Brake Bias

In the process of developing the Wilhelm Raceworks big brake kit, I have performed numerous calculations of the brake bias resulting from various combinations of rotors, calipers, proportioning valves, pad friction values, etc.  In the interest of better explaining why I make certain recommendations, the results of some of those calculations are outlined below.  All of the calculations on this page were done assuming a 3000lb MR2 with 42/58 weight distribution and a cg height of 18".  Unless otherwise stated, .4µ (coefficient of friction) brake pads are assumed.  This is a common friction level for high performance street pads.  OEM / OEM replacement pads are usually about .3µ, and "race" pads are often .5µ and up.

Street Cars

The graph below shows the theoretically optimal brake bias for a MKII MR2 at various deceleration rates, along with the bias for an OEM 93+ Turbo brake system.  Points above the "optimal" line indicate bias that is too far forward, points below it are too far rearward.  The OEM bias curves are based .3µ (coefficient of friction) pads I also plotted the effect of switching to higher friction .4µ brake pads.  Since they generate more brake torque for a given brake system pressure, the proportioning valve "engages" later, causing the brake bias to shift rearward. 

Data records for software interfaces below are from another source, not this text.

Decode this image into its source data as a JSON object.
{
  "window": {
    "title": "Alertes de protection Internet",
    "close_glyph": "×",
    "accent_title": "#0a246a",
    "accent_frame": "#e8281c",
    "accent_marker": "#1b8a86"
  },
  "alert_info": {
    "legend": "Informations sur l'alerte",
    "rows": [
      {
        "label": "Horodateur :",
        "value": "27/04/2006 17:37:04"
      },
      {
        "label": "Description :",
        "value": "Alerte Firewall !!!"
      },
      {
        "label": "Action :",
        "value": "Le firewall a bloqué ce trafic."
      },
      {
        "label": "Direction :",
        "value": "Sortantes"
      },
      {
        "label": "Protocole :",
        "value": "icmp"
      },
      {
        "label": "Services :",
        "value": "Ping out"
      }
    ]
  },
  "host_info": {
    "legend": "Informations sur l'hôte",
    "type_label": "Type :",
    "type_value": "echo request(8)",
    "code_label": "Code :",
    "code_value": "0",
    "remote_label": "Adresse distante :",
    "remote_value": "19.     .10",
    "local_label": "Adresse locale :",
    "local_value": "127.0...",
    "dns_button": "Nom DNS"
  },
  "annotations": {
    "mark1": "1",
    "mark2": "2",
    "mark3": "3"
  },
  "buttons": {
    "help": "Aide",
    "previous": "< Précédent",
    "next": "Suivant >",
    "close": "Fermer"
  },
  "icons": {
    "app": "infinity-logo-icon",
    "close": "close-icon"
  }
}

MR2 OEM Brake Bias

This graph shows the bias curve for my kit using the Wilwood FSL calipers with 1.38" front and 1.25" rear piston sizes and .4µ pads and the 12.19" rotors.  Note that with the NA proportioning valve the bias is very good, reaching optimal at about 1g deceleration while not being excessively forward at lower deceleration rates.  However, the turbo proportioning valve with it's much higher knee point causes the bias to be much further rearward, about 5% to far rearward at 1g.

Bias with 1.38/1.25 Wilwood calipers

For cars with the OEM turbo proportioning valve it becomes necessary to change the calipers to move the bias more forward.  Switching the rear calipers to the 1.12" piston version produces optimal bias at 1g deceleration, however as the graph below shows the bias is a little further forward than optimal at lower deceleration rates. 

Bias with Wilwood 1.38/1.12 Calipers, turbo proportioning valve

Race Cars

Street cars on street tires are unlikely to significantly exceed 1g under braking.  Sticky race tires are another story, and so it becomes necessary to optimize brake bias for deceleration rates above 1g.  Also, most track / race pads have much higher friction levels than street pads, delaying the effects of the proportioning valve and shifting the bias rearward.  Additionally, weight reduction will cause the optimal bias to shift forward slightly.

The graph below shows the effect on brake bias of switching from a .4µ pad to a .55µ pad (such as the Wilwood BP20 included in most of my brake kits), with 1.38/1.25 calipers and the NA proportioning valve.

Bias with race pads

As you can see, this setup is likely to cause rear lock-up issues under hard braking.  I experience this on my own car with this setup, prompting me to install an adjustable proportioning valve.  Another solution is to changing caliper piston sizes.  The graph below shows the combination of a 1.38" front / 1.12" rear piston.

Bias with 1.38/1.12 calipers, race pads.

As you can see this is optimal at just over 1.2g, while being a little further forward than optimal at lower deceleration rates.  This is the combo I supply in my brake kits as it is the safest, most hassle free setup, while also working with the stock turbo proportioning valve (optimal at 1g deceleration). However, for those looking for a truly ideal solution an adjustable proportioning valve will provide optimal bias over a wider range of deceleration rates.  The graph below shows the effect of replacing the NA valve with Wilwood adjustable valve with a .37 slope and the knee point set to 400psi.  This produces a brake bias that is nearly optimal from .6g to 1.2g.

Bias with adjustable proportioning valve

Another thing to keep in mind is the effects of temperature on pad friction.  Nearly all pads have friction coefficients that vary with temperature (some more than others), and it is unlikely that the front and rear brakes will operate at exactly the same temperature.  This can have significant effects on brake bias.

Downloadable Calculator

If you wish to further explore the topic or to calculate brake bias for alternate setups download the spreadsheet below.  The input data is pre-filled with values typical of a modified MR2 with my brake kit.

NOTE: You must enable iterative calculations in your spreadsheet program for this calculator to function properly.  Instructions for enabling iterations in Excel or LibreOffice.

Brake Bias Calculator

For reference, data on various proportioning valves.  OEM data is from the MR2 factory service manual.  Data on the Wilwood adjustable proportioning valve is from my testing described in my Brake Proportioning Valve blog post.  Please note that this data is based on testing ONE valve, so there is no way of knowing how consistent the Wilwood valves are.  But, it should be a good starting point.

Stock Proportioning Valves
Valve Knee Point (psi)
Turbo 853 0.6
NA 427 0.6


Wilwood Proportioning Valve
# Turns Knee Point Slope
0 95 0.42
1 189 0.48
2 305 0.48
3 422 0.53
4 538 0.55
5 650 0.60